HTML Basic Structure
The basic structure of an HTML document consists of several elements that define the overall layout and content of a web page. Here's an example of the basic structure of an HTML document:
<!DOCTYPE html> <html lang="en"> <head> <meta charset="UTF-8"> <meta name="viewport" content="width=device-width, initial-scale=1.0"> <title>Your Page Title</title> </head> <body> <!-- Your page content goes here --> </body> </html>
Here's an explanation of the above example:
- <!DOCTYPE html>: This determines that it is an HTML document.
- <html lang="en">: This is the opening of the html tag <html> and the last line is closing of the html tag </html>. This is the root element of the HTML document with the language attribute set to "en" (English).
- <head>: This is the head tag and it contains metadata such as character set, viewport settings, and the page title.
- <meta charset="UTF-8">: This tag specifies the character encoding.

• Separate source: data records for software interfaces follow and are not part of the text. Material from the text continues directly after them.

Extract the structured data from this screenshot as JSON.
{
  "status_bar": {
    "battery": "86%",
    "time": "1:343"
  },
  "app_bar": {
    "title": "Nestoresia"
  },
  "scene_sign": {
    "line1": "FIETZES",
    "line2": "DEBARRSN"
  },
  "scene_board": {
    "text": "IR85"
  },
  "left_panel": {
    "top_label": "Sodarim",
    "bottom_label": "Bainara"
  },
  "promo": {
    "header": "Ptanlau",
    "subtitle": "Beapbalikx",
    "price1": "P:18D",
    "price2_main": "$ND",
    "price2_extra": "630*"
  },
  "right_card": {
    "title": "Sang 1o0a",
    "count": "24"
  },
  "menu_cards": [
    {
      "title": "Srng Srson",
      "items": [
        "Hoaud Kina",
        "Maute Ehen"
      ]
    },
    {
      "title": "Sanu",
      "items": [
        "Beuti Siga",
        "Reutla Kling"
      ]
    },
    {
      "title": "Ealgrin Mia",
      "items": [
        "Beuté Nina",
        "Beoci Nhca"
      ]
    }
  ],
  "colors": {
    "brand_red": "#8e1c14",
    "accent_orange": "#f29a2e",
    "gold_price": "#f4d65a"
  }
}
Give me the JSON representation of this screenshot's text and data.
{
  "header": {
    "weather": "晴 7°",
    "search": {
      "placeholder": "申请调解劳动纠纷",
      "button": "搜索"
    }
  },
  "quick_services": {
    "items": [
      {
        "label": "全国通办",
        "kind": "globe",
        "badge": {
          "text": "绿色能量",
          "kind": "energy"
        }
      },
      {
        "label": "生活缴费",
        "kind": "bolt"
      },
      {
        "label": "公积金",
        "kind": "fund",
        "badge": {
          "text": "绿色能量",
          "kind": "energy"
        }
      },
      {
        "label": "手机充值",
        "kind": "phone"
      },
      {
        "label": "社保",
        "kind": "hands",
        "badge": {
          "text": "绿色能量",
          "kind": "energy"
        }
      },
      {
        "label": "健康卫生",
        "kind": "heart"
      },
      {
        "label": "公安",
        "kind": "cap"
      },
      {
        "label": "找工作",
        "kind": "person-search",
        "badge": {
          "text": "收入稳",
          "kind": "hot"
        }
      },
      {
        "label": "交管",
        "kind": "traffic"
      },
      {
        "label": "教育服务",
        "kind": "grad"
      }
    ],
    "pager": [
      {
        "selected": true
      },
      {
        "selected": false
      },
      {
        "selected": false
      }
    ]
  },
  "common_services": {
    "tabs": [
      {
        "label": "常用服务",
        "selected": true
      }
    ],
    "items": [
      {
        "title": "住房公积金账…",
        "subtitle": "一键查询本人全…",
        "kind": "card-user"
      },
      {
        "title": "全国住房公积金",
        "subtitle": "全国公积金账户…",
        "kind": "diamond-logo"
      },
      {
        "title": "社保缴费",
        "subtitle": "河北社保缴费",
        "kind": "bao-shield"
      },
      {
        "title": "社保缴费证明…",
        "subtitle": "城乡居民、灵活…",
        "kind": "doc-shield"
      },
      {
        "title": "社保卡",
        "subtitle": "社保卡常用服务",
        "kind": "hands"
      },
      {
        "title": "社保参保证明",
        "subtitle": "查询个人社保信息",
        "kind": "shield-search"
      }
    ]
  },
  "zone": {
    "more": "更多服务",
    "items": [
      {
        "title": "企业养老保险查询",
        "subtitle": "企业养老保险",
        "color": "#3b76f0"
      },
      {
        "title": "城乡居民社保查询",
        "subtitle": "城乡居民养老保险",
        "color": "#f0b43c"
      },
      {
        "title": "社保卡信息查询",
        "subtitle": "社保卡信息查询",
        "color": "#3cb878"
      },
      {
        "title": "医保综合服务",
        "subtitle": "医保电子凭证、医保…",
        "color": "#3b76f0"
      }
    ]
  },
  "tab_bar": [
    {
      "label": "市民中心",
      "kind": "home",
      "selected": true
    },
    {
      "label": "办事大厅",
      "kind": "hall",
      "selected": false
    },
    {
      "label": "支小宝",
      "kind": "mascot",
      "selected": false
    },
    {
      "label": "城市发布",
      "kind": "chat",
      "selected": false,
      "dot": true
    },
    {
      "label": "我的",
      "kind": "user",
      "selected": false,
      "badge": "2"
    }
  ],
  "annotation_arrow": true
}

- <meta name="viewport" content="width=device-width, initial-scale=1.0">: This tag sets the viewport properties for responsive design.
- <title>Your Page Title</title>: This is the title tag and it defines the title of the page.
- <body>: This is the body tag and it contains the actual content of the web page, such as text, images, links, and other elements.
Every HTML document must include the <html> tag, <head> tag, <title> tag, and <body> tag.
The <html> tag is the topmost element, and all the other tags are nested within this tag.
The <head> tag provides information about your HTML file; it is nested within the <html> tag. Typically, the <title> tag is the only tag nested within the <head> tag.
The <title> tag comes after the <head> tag. It should be included in every HTML document because it identifies the page to the rest of the world. Its output doesn't appear as part of the page but is displayed on the browser's title bar. If this tag is not coded, some browsers may show it as 'Untitled,' while others display the URL for the page on the browser's title bar.
The <body> tag complements the <head> tag and contains all the tags or elements that a browser displays as the body of your HTML document.
HTML is case-insensitive
The HTML code is not case-sensitive, meaning <html> and <HTML> are the same. Standard HTML code follows lowercase tags because it is recommended by the W3C (World Wide Web Consortium).